There are so many variations in long-term care insurance that after listening to a few salesmen and signing up for a policy you may do well to have it reviewed by someone with experience, perhaps an elder law attorney. Just like fire or car insurance, the time to examine the policy is before you need it. Examine the policy carefully during the 30-day review period. Ask a lot of questions.
Questions to ask when considering long-term care insurance
- Are you better off with a straight long-term care policy or with a hybrid or linked policy?
- Does it offer a long-term care rider or an accelerated death benefit for illness rider?
- What about a Texas long term-care partnership policy?
- Are premiums partly or wholly tax deductible?
- Are they guaranteed?
- What happens if you can no longer pay them? Is there lapse protection
- What is the qualifying length of a chronic illness?
- Does it provide for a recertification of benefits or a renewal of benefits?
- What benefits and expenses are covered?
- Does the policy pay for home health care and assisted living as well as nursing home benefits?
- What counts as a “day”? A “week”?
- Most long-term care policies are indemnity plans requiring a submission of receipts. Exactly what documentation is required? When?

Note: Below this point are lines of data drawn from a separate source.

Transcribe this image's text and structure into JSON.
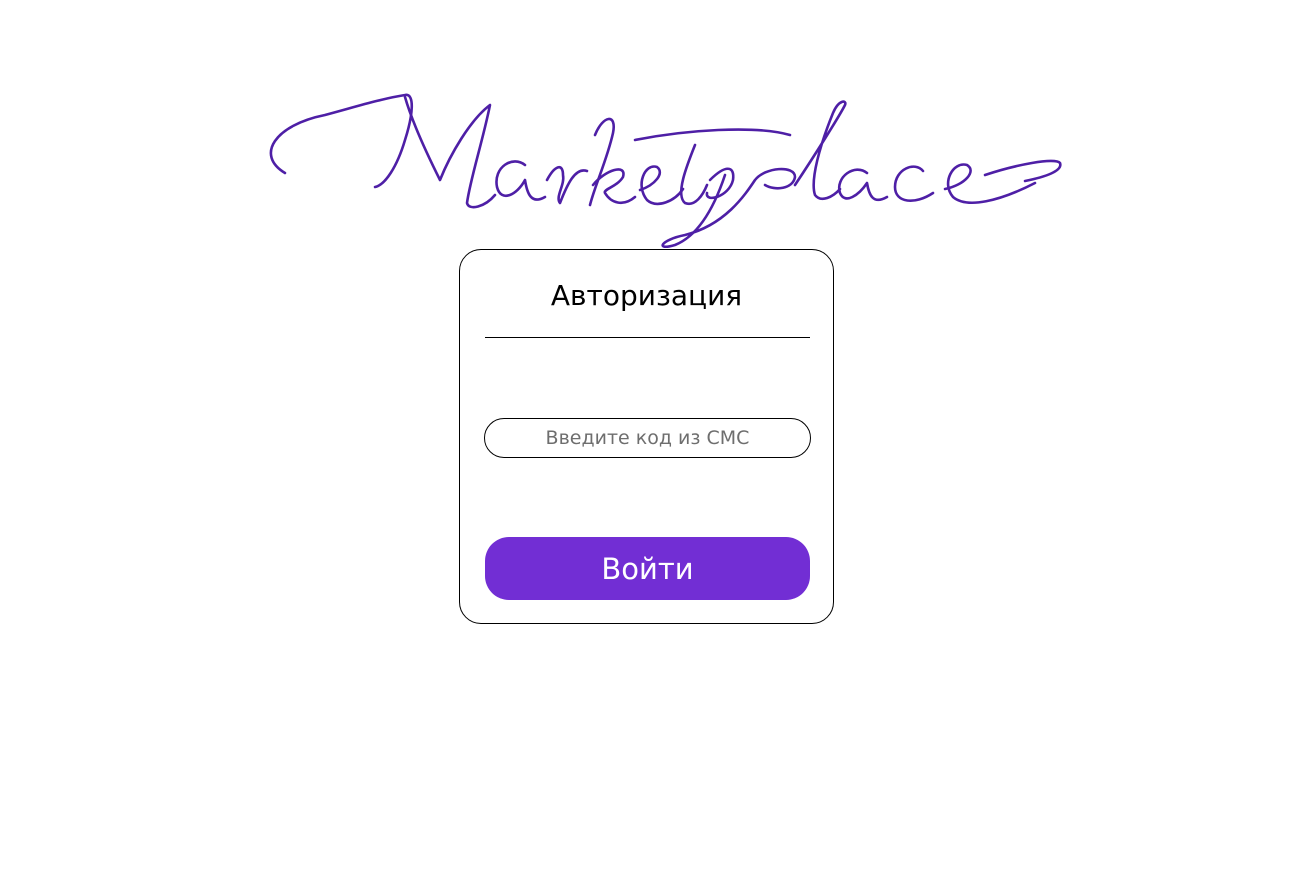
{
  "logo": {
    "text": "Marketplace",
    "color": "#4e1fa6"
  },
  "auth": {
    "title": "Авторизация",
    "code_input": {
      "placeholder": "Введите код из СМС",
      "value": ""
    },
    "submit_label": "Войти",
    "accent_color": "#722ed4"
  }
}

- Does the premium cover you if you need it outside the U.S.? How?
- Some policies pay life insurance to the extent you do not need long-term care. You may want to put that payment into a trust, particularly if you have grandchildren. Can the policy be held by a trust?
To have your long-term care insurance policy reviewed by an experienced elder law attorney, contact The Garrett Law Firm. 1-800-295-3449.
Elder law attorney, Terry Garrett, is a member of the National Academy of Elder Law Attorneys and is active in the Texas and Austin Bar Associations. She graduated with honors from Cornell University. She was on the Dean’s List at Wharton Business School. She earned her J.D. at Columbia Law School, receiving the Parker Award and a Mellon Fellowship.
She assists families of people with special needs, people planning for the retirement years and people administering estates.